AT – It would be nice to see all forms of artistic expression supported in our school systems, but I don’t see that happening under the present regime. I feel it is absolutely essential to provide balance through art & music, to give these kids an outlet to express themselves & to learn that a truly full education is so much more than filling in a circle on a multiple guess test.
How did working with Darla records come about?
MB – Darla has been our best distributor for all of our releases. They offered us a record deal and it just felt like the right thing to do. The negotiating process went smooth and we all went away feeling great about the whole thing. The fact that they signed Robert Guthrie didn’t hurt either.
Have any CD’s stood out to you guys in the last year that you’d recommend for listeners?
MB – Right now I’m enjoying “The Blue Notebooks” by Max Richter. The other cd’s that still stand out for me are “Melancholia” by William Basinski, “When the Detail Lost It’s Freedom” by Brian McBride, “Roger Eno at Lincoln Cathedral” and Richard Butler’s self titled solo record. I loved him in the Psychedelic Furs and I equally love him as a solo artist.
AT – “Takk” by Sigur Ros just blew me away. If you don’t have any Sigur Ros (& I’m sure you do) this would be a great one to start with. Amazingly beautiful!!
What is in the future for Hammock? Also, will you be playing live to support the new CD?
AT – Working on some new material in what little down time we have at the moment, starting to gear up for another edition of the “Sleep-Over” series as well. We may do some live shows for this release, but that’s going to be a whole different beast to tackle in itself!
MB – I’m really feeling the need to take advantage of the fall and winter and try to get some new ideas down before those seasons pass.

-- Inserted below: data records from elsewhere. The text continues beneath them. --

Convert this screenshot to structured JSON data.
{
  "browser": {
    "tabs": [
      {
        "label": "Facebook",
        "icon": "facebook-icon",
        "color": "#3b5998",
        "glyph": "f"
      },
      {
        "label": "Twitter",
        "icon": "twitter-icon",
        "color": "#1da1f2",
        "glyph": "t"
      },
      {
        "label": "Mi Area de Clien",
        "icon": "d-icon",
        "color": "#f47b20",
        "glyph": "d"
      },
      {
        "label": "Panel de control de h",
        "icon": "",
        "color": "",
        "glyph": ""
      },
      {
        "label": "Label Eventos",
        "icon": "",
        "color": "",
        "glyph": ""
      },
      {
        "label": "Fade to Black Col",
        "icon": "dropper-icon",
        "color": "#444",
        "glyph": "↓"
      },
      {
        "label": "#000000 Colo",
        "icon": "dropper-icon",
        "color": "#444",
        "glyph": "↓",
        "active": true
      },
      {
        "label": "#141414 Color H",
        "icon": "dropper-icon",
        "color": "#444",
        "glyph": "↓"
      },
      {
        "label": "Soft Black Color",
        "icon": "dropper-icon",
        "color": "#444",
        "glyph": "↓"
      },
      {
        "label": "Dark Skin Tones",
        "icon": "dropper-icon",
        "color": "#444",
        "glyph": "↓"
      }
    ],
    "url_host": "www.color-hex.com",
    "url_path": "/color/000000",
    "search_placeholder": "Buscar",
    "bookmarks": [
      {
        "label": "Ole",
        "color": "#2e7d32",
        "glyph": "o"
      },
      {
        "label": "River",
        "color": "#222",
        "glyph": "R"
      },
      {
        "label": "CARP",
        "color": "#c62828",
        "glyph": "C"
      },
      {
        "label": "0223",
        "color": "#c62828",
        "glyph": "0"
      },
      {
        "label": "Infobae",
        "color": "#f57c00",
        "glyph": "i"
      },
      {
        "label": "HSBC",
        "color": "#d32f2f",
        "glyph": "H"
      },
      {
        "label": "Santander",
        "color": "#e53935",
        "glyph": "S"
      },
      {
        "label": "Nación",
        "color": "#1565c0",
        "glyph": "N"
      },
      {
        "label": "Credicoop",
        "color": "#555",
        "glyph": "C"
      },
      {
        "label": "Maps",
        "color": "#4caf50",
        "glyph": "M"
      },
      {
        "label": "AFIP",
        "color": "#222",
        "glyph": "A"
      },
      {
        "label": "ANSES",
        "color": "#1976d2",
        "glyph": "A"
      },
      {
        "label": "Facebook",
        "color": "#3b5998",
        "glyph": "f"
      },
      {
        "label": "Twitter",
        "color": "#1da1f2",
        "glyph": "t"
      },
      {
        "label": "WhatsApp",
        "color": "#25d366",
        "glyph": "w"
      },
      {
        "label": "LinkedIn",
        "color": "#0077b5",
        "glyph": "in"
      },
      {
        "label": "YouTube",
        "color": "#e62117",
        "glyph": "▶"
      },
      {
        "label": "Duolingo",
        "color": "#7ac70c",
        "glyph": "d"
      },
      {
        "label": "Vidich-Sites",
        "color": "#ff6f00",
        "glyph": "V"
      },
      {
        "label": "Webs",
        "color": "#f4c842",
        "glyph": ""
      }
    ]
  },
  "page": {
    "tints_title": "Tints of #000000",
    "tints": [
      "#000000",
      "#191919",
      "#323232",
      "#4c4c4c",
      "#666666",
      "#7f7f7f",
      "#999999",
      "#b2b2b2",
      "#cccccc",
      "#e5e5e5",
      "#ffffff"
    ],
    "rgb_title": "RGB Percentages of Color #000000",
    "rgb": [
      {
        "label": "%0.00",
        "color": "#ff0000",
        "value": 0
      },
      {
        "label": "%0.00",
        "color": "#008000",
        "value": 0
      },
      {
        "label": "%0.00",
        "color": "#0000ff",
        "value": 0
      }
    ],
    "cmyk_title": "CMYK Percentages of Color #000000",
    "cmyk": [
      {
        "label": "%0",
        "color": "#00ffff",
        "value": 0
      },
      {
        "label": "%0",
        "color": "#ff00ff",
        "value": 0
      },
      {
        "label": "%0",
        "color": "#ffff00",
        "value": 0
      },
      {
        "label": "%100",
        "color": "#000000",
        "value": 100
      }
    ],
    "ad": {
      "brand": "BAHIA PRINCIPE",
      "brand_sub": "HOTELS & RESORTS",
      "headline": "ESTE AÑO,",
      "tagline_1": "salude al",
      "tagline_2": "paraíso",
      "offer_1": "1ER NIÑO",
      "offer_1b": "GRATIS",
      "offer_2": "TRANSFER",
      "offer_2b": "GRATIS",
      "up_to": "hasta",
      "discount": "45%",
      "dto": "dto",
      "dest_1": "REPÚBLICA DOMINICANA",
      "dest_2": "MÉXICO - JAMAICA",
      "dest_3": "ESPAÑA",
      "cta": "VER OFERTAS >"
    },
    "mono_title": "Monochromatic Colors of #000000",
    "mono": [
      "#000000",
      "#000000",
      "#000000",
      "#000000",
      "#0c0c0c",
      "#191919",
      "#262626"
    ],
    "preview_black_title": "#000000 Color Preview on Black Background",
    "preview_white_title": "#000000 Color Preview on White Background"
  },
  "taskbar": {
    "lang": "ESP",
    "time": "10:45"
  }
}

Now, trying to pull this off live will be a big challenge for us. I’ve had a severe case of stage fright for the last few years when it comes to playing my own material so we’ll see how this goes.
Any other comments?
MB – If you have a choice between absolute justice or compassion—err on the side of compassion.
AT – Pray for Peace & VOTE. NOW! Thanks for being such gracious listeners.